Most interesting is the fact that among high performers, pay is the number one reason for leaving a company. Among average and low-performing reps, the primary driver of attrition remains, as it has traditionally, the person's immediate supervisor-with compensation running second. (See "Why They Leave," page 46.) That high-performing reps are motivated by money is no surprise, but the extent to which that sets them apart from others may be. Companies that place increased emphasis on rewarding top performers are obviously on to something. They should not forget, however, that even within that group, the "immediate supervisor" is the second most often reason that people choose to leave.
Basics of Base Pay During the past few years, it seemed that salaries for salespeople within general industry were closing in on those paid by the pharma industry. But the latest statistics show that the pharma industry has stayed ahead of other industries by 20 percent. Between 2000 and 2001, the pharma's median salary increase was 5.5 percent, while general industry's was 3.9 percent.
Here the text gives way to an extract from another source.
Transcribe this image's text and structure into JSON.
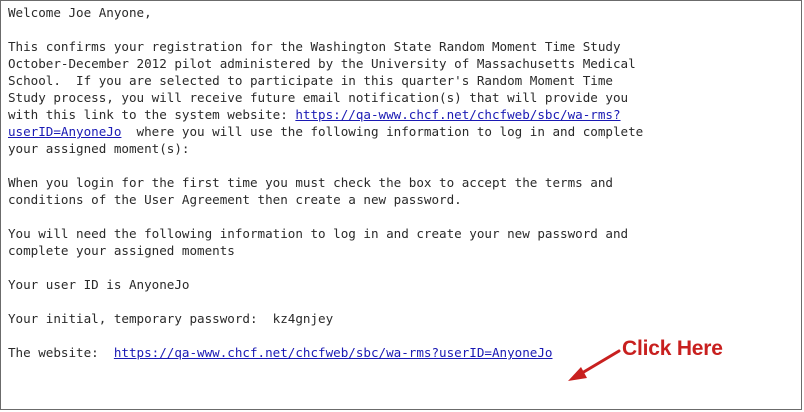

At the same time, US pharma companies are trying hard to stay ahead of one another. Fully half, in an attempt to attract and retain the best sales representatives and managers, target their total cash compensation between the 75th and 90th percent of what the marketplace offers. (See "Targeting the Top," page 46.) That trend is reminiscent of Garrison Keillor's mythical Lake Wobegon where "all the children are above average." Pharma companies are striving for the same statistical impossibility of maintaining above-average salaries for everyone. The result is that the median spirals upward just as companies try to come in above it. Because those companies collectively move the whole frame of reference, it makes it difficult for any individual one to pull ahead of the crowd and set itself apart with its pay practices. Despite their best efforts, all that most companies manage to do is to maintain their compensation at parity with the competition.